Both approaches had similar results: an absence of evidence that buyers are willing to pay more or less for homes with third-party owned solar systems.  The statistical modeling results found sale price premiums for homes with solar systems owned by the homeowner but not for third-party owned (TPO) photovoltaic (PV) homes. Similarly, the paired sales analysis conducted by two appraisers found essentially no difference in selling price when comparing TPO PV homes to otherwise similar non-PV homes sold around the same time and from the same neighborhood. 

These results might indicate the obligations under the contract, both in terms of payments and other contract terms, offset whatever savings they enjoy, but not so much as to detract from the home's value.  Similar qualitative results were found in a previously-released survey of buyers, sellers and real estate agents involved in TPO solar transactions in San Diego.
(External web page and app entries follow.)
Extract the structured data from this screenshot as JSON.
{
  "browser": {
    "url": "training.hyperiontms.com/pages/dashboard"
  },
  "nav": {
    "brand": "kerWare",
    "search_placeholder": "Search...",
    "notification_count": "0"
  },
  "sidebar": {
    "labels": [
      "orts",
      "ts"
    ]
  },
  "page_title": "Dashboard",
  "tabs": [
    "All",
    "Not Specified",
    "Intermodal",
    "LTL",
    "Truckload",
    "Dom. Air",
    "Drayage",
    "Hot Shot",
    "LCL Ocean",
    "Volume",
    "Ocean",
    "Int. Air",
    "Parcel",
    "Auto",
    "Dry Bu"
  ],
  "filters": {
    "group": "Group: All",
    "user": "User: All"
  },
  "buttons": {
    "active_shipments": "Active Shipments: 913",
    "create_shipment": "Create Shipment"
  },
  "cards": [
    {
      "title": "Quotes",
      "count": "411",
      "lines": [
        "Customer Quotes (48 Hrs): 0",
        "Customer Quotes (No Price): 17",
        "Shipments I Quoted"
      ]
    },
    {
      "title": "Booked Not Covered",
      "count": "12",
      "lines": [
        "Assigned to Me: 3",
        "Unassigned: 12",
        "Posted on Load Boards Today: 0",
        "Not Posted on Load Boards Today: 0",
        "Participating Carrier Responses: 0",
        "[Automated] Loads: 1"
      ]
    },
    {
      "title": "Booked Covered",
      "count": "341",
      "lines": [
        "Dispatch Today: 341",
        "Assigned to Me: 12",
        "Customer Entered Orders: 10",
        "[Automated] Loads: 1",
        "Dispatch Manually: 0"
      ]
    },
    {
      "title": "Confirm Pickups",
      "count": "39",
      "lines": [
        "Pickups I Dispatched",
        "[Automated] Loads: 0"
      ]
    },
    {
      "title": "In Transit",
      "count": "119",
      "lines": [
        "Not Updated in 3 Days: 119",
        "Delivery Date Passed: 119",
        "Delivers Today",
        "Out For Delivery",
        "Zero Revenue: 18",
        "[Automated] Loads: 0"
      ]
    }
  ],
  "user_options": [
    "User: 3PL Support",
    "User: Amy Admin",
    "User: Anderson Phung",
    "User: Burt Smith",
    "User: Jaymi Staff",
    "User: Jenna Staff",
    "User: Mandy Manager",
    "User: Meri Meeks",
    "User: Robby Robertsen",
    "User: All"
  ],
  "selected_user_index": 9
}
These results will benefit appraisers, real estate agents, and lenders in the secondary mortgage market who increasingly encounter PV homes and need to distinguish between those owned by the homeowner and those owned by a third party, and want to know how the market values them.  

Researchers collected 230 TPO PV contracts from public records and found 113 that were transferred in a home sale. This is the largest number of such contracts analyzed to date.  The study also analyzed the full set of 230 leases, which provides real estate practitioners a better understanding of what terms and details to expect when encountering them in the marketplace.

The full 2017 report is available for download on our website. Also available on the website is a PowerPoint describing the review of the almost 500 leases.

The new study builds on previous qualitative research involving a survey of buyers, sellers and real estate agents involved in the transactions of TPO solar homes in San Diego.

We appreciate the support from the U.S. Department of Energy SunShot Initiative, which made this work possible. Learn more at energy.gov/sunshot.